THE TASK:
Search the data below for the string "Souradip" and copy all lines where it shows up.

Excerpts from an interface dataset

⟨

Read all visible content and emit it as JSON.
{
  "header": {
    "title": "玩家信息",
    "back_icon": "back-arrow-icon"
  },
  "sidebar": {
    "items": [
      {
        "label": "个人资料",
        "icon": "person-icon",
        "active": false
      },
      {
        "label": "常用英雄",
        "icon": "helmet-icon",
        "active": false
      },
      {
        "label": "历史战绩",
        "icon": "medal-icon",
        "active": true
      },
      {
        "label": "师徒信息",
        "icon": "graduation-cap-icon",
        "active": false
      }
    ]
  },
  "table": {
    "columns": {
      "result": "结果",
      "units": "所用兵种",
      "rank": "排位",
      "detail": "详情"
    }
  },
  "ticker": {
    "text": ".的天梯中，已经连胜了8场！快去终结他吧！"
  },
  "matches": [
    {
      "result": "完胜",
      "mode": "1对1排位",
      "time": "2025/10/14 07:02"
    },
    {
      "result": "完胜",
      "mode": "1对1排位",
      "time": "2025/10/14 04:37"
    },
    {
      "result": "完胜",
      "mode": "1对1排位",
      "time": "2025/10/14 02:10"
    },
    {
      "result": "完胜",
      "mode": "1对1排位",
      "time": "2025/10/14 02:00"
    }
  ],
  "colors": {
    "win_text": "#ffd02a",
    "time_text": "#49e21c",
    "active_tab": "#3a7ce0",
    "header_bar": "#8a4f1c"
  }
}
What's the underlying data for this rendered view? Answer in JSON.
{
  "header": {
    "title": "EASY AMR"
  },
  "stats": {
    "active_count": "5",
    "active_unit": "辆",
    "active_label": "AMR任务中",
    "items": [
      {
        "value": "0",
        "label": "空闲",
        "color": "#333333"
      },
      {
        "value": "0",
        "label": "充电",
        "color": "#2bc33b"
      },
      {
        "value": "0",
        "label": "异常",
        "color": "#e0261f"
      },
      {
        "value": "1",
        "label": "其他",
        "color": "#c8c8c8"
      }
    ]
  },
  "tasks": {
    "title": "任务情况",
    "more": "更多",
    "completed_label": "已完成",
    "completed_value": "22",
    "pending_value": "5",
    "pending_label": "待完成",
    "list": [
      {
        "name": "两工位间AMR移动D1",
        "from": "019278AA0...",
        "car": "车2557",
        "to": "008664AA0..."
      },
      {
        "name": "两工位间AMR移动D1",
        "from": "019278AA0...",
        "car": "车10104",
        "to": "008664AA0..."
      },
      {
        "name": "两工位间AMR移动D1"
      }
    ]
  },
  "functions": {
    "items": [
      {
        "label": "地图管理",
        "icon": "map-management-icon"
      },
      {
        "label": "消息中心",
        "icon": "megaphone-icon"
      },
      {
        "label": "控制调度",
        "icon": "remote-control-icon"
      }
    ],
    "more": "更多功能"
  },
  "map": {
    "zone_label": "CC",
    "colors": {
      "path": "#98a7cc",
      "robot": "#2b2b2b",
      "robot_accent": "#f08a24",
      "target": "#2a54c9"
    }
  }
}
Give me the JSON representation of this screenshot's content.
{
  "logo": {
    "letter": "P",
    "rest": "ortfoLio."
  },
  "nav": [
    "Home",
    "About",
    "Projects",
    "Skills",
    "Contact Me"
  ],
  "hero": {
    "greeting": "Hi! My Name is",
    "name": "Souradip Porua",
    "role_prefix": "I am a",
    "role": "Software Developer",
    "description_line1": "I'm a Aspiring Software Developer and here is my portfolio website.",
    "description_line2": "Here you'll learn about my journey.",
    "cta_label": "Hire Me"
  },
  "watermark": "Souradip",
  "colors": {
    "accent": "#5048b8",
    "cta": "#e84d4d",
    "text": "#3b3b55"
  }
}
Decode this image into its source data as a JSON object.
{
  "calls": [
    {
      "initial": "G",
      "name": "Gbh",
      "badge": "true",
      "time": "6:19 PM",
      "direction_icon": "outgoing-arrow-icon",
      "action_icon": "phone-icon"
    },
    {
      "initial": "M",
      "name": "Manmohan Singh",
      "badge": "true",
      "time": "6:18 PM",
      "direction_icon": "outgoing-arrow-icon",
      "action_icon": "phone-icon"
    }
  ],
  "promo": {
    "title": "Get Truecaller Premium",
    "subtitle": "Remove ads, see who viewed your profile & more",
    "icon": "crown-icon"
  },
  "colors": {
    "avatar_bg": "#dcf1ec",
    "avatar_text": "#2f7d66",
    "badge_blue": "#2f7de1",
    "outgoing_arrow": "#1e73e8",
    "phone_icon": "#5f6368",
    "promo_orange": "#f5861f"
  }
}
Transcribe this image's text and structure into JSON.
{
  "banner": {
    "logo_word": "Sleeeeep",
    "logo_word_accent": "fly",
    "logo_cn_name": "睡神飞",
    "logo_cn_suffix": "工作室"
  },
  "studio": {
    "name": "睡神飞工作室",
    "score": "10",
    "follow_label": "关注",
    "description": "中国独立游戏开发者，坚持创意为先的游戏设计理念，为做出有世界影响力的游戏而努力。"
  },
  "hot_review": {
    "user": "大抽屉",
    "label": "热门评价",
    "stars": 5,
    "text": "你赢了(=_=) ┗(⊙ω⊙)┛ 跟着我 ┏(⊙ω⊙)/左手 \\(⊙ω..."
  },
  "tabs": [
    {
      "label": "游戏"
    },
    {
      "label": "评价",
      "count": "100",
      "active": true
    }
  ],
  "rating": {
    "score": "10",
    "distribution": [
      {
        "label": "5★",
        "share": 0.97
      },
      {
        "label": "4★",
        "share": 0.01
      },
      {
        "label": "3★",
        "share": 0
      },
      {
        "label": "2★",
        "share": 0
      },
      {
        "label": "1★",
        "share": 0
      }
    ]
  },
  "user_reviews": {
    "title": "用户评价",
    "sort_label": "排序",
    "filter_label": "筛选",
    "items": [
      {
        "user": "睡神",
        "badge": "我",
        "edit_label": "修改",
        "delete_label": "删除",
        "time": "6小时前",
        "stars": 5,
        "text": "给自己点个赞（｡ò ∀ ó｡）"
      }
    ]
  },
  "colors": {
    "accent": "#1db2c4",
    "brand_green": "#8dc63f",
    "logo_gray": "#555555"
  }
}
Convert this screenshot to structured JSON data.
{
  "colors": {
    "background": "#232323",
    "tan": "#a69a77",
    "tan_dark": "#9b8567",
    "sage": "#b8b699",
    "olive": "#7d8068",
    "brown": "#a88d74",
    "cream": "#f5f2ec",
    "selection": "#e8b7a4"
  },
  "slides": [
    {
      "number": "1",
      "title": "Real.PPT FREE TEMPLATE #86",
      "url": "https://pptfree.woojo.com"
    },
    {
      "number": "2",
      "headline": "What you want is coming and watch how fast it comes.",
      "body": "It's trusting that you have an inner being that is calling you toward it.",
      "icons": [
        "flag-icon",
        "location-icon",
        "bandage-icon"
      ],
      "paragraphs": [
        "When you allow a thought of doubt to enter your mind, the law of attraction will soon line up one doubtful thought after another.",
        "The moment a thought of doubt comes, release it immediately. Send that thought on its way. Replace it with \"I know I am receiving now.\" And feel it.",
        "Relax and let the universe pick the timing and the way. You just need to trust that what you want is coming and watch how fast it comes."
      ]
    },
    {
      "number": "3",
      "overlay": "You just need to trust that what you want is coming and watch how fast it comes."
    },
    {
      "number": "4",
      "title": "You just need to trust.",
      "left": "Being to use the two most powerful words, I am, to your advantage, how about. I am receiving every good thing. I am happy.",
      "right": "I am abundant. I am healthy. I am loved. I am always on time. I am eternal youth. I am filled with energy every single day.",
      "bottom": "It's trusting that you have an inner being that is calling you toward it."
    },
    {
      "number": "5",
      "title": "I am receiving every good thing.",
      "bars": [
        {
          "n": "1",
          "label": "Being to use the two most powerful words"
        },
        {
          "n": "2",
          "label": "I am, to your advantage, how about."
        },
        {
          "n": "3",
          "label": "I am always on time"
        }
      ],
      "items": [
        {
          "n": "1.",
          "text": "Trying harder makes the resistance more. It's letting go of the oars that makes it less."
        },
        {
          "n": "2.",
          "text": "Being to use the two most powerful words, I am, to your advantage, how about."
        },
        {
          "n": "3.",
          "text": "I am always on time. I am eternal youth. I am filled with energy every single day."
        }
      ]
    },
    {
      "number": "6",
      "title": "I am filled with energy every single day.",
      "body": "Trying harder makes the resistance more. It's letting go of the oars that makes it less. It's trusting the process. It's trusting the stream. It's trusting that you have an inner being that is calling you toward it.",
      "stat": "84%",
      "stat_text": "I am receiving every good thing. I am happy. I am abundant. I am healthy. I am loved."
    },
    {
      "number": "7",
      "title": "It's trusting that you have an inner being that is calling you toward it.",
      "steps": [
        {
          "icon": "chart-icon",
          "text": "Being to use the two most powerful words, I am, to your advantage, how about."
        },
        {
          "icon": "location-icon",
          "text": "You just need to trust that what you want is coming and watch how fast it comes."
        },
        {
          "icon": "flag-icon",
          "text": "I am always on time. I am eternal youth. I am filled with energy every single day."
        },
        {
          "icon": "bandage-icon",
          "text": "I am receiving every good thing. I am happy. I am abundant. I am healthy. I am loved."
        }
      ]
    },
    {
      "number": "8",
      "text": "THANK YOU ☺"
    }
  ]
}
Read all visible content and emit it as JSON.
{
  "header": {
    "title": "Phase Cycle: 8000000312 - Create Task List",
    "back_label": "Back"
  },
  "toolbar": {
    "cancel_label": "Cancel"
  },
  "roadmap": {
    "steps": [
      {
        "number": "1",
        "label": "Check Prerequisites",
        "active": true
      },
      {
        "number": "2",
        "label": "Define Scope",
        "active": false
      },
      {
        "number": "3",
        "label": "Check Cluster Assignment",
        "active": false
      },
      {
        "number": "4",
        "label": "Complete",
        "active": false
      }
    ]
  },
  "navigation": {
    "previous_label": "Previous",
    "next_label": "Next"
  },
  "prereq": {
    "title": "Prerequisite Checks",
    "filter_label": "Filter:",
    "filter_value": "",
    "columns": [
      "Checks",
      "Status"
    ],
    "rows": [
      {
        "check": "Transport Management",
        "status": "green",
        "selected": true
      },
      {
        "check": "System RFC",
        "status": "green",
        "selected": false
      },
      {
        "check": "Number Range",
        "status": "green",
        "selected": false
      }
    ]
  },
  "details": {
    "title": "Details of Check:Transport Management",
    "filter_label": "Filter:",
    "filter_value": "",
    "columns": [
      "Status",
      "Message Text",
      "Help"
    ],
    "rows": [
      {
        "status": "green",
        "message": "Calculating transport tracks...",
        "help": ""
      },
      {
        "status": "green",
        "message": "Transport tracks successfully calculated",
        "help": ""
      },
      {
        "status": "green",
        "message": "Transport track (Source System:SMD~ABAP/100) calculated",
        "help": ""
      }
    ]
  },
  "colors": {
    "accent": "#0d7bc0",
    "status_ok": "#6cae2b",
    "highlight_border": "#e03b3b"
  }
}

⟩

EXERCISE ANSWER:
    "name": "Souradip Porua",
  "watermark": "Souradip",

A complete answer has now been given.